[Page and application data records]
┌──

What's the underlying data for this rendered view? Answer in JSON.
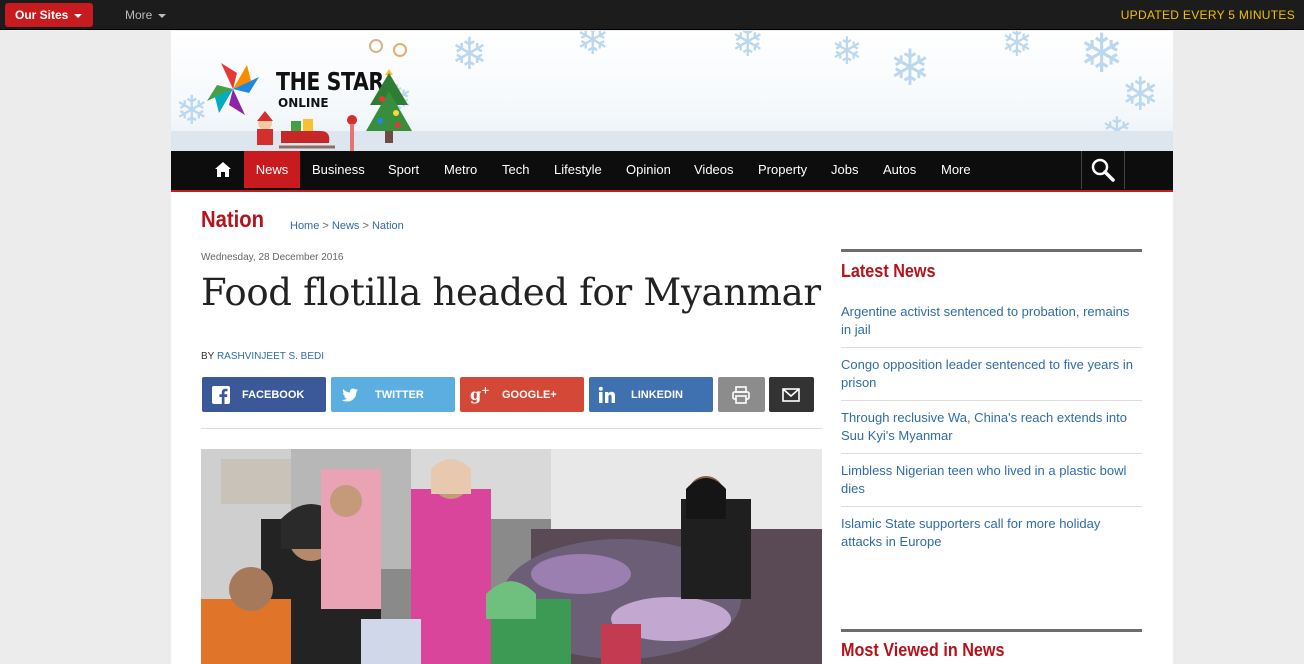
{
  "topbar": {
    "our_sites": "Our Sites",
    "more": "More",
    "updated": "UPDATED EVERY 5 MINUTES"
  },
  "logo": {
    "line1": "THE STAR",
    "line2": "ONLINE"
  },
  "nav": {
    "items": [
      "News",
      "Business",
      "Sport",
      "Metro",
      "Tech",
      "Lifestyle",
      "Opinion",
      "Videos",
      "Property",
      "Jobs",
      "Autos",
      "More"
    ],
    "active": "News"
  },
  "section": {
    "title": "Nation",
    "breadcrumb": [
      "Home",
      "News",
      "Nation"
    ],
    "breadcrumb_sep": ">"
  },
  "article": {
    "date": "Wednesday, 28 December 2016",
    "headline": "Food flotilla headed for Myanmar",
    "by_prefix": "BY",
    "author": "RASHVINJEET S. BEDI"
  },
  "share": {
    "facebook": "FACEBOOK",
    "twitter": "TWITTER",
    "googleplus": "GOOGLE+",
    "linkedin": "LINKEDIN",
    "colors": {
      "facebook": "#3b5998",
      "twitter": "#5bafe0",
      "googleplus": "#d34836",
      "linkedin": "#3f71b0",
      "print": "#8c8c8c",
      "email": "#333333"
    }
  },
  "sidebar": {
    "latest_title": "Latest News",
    "latest_items": [
      "Argentine activist sentenced to probation, remains in jail",
      "Congo opposition leader sentenced to five years in prison",
      "Through reclusive Wa, China's reach extends into Suu Kyi's Myanmar",
      "Limbless Nigerian teen who lived in a plastic bowl dies",
      "Islamic State supporters call for more holiday attacks in Europe"
    ],
    "most_viewed_title": "Most Viewed in News"
  },
  "colors": {
    "brand_red": "#c81b1f",
    "link_blue": "#2f6ca6",
    "accent_yellow": "#f0c000"
  }
}
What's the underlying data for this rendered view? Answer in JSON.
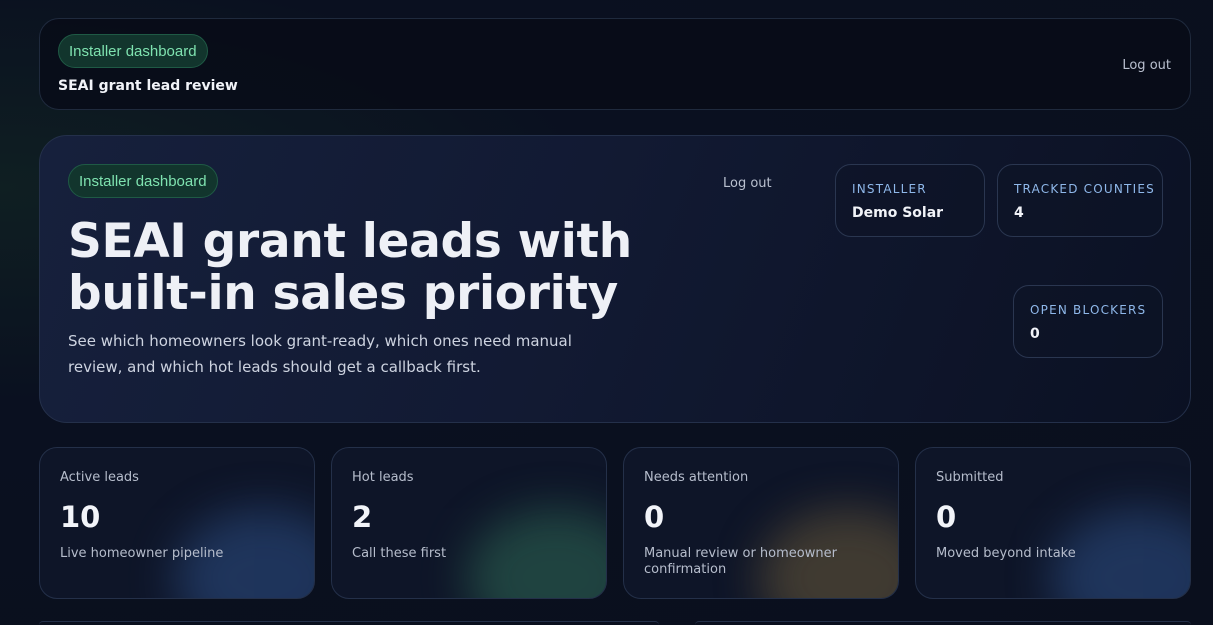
{
  "topbar": {
    "badge": "Installer dashboard",
    "subtitle": "SEAI grant lead review",
    "logout": "Log out"
  },
  "hero": {
    "badge": "Installer dashboard",
    "logout": "Log out",
    "title": "SEAI grant leads with built-in sales priority",
    "description": "See which homeowners look grant-ready, which ones need manual review, and which hot leads should get a callback first.",
    "stats": {
      "installer": {
        "label": "INSTALLER",
        "value": "Demo Solar"
      },
      "counties": {
        "label": "TRACKED COUNTIES",
        "value": "4"
      },
      "blockers": {
        "label": "OPEN BLOCKERS",
        "value": "0"
      }
    }
  },
  "cards": [
    {
      "title": "Active leads",
      "value": "10",
      "note": "Live homeowner pipeline",
      "glow": "#2d4f86"
    },
    {
      "title": "Hot leads",
      "value": "2",
      "note": "Call these first",
      "glow": "#2f6a55"
    },
    {
      "title": "Needs attention",
      "value": "0",
      "note": "Manual review or homeowner confirmation",
      "glow": "#6a5a3a"
    },
    {
      "title": "Submitted",
      "value": "0",
      "note": "Moved beyond intake",
      "glow": "#2d4f86"
    }
  ]
}
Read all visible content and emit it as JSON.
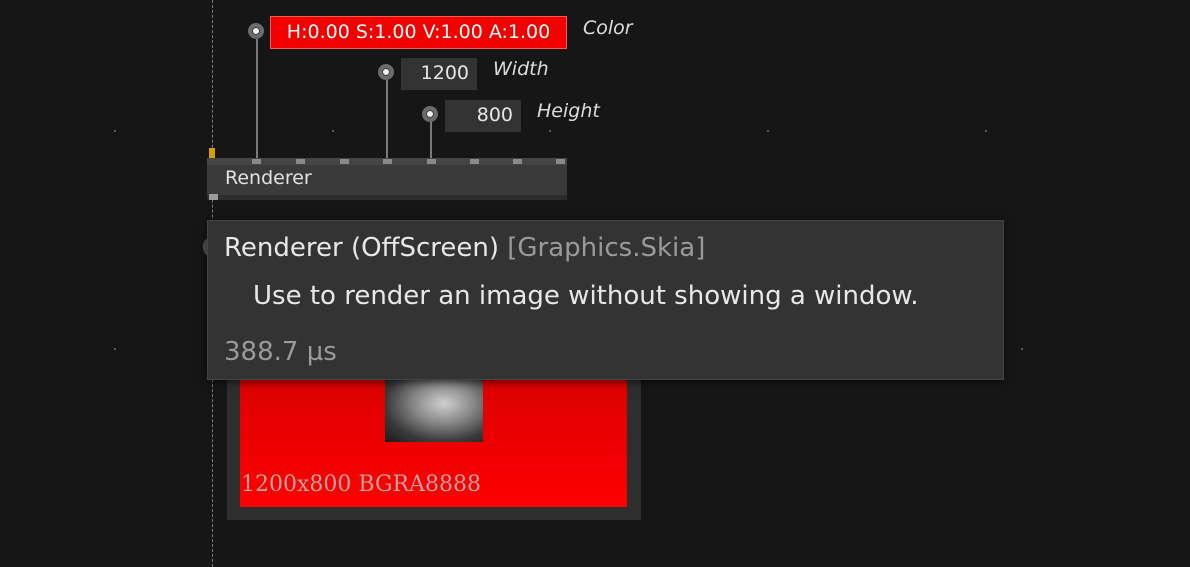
{
  "pins": [
    {
      "name": "Color",
      "value": "H:0.00 S:1.00 V:1.00 A:1.00"
    },
    {
      "name": "Width",
      "value": "1200"
    },
    {
      "name": "Height",
      "value": "800"
    }
  ],
  "node": {
    "title": "Renderer"
  },
  "preview": {
    "caption": "1200x800 BGRA8888"
  },
  "tooltip": {
    "title": "Renderer (OffScreen)",
    "category": "[Graphics.Skia]",
    "description": "Use to render an image without showing a window.",
    "timing": "388.7 µs"
  },
  "colors": {
    "accent_red": "#ff0000",
    "pin_marker": "#d9a000"
  }
}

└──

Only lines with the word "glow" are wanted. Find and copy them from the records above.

      "glow": "#2d4f86"
      "glow": "#2f6a55"
      "glow": "#6a5a3a"
      "glow": "#2d4f86"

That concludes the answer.